Quiet Christians can be comfortable with taking the same approach. We can go out into the world with the Gospel, but rather than with our finely contrived notions of the best way of dong it, we can be open to meeting others on their terms.
We can go to them, where they are and with what they have, rather than expecting them to come to us and conform to our way of doing things.
While it is more obvious when we do this on a mission trip or in an unfamiliar place, the method holds true in our neighbor’s house or in the local coffee shop.
As with Luke 10, it takes intention to proclaim the Gospel. We don’t need to have the plan to go out and share Christ with others, we just need to be ready when the opportunity arises.
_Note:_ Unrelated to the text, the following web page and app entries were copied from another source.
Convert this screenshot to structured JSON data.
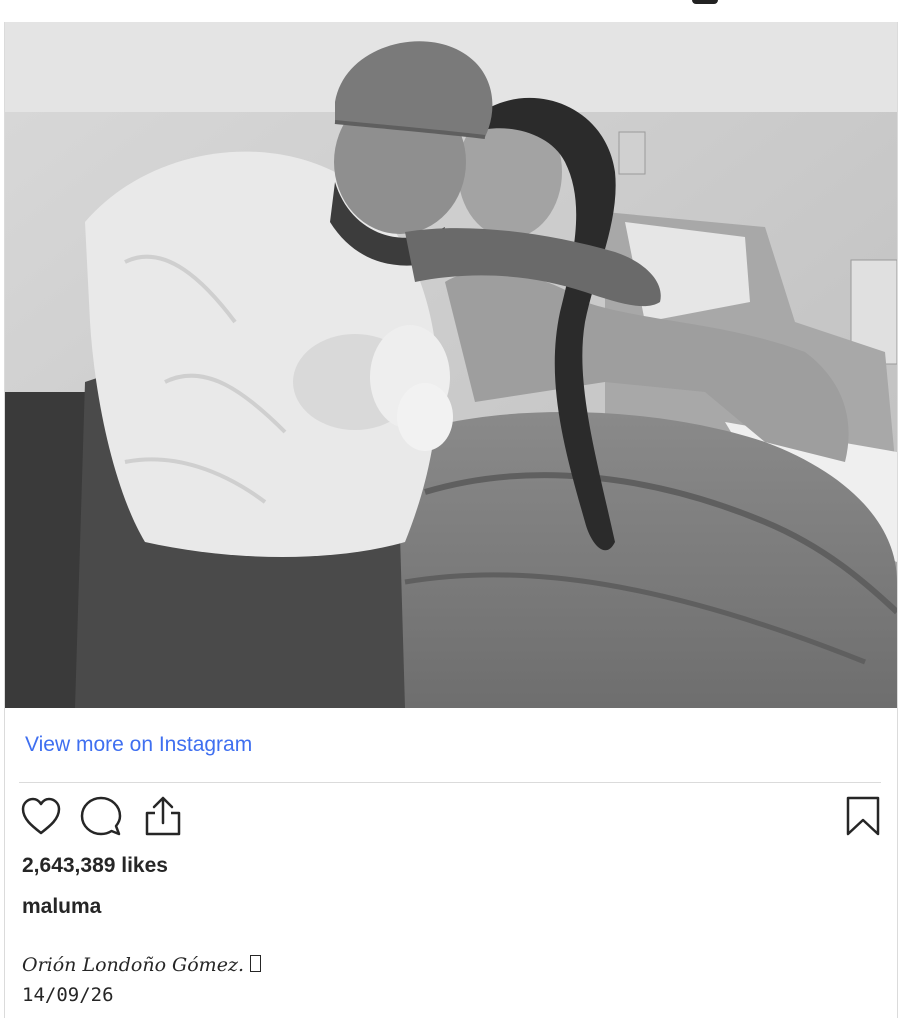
{
  "post": {
    "image_alt": "Black-and-white hospital photo: a man in a cap and robe holding a newborn, touching foreheads with a woman in a hospital bed",
    "view_more_label": "View more on Instagram",
    "likes_text": "2,643,389 likes",
    "username": "maluma",
    "caption": "Orión Londoño Gómez.",
    "date_text": "14/09/26"
  },
  "icons": {
    "like": "heart-icon",
    "comment": "comment-icon",
    "share": "share-icon",
    "save": "bookmark-icon"
  },
  "colors": {
    "link": "#3f6ff0",
    "text": "#262626",
    "divider": "#dbdbdb"
  }
}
The more we are ready, the more we are open to opportunities, the more we will find ourselves talking with others in ways that work for them, and for us.
If you are quiet Christian, it takes practice. I highly suggest putting yourself in situations that will provide similar circumstances as the 72 were faced with. Sarah Henken’s post on young adult mission is a wonderful commentary on this. Yet, you don’t have to be a young adult or give up a year to do so. Volunteer somewhere that is out of your comfort zone. It doesn’t have to be at a food shelf across town, working with individuals of any economic level suffices – as long as the environment is much different from what is normal for you. Even taking a trip where you are purposefully not able to control everything and have to rely on the locals for help, would be a step forward. If this is too much to start with, how about just saying “hi” to strangers you pass on the street, using the “hi” as a blessing.
There isn’t just one way to proclaim the Gospel. God has room for all of us, in fact, God created all of us and said that it was good.
Let us go out into the world as the Lord instructs, open to the world around us, welcoming both its hospitality and hardships, and being personally transformed in the process.
Lord, work in us that we may be transformed and not only work to transform others. Help us to accept what others have to offer, even if we don’t quite understand. Help us to remember to rely on you, and not our own contrived control. Amen.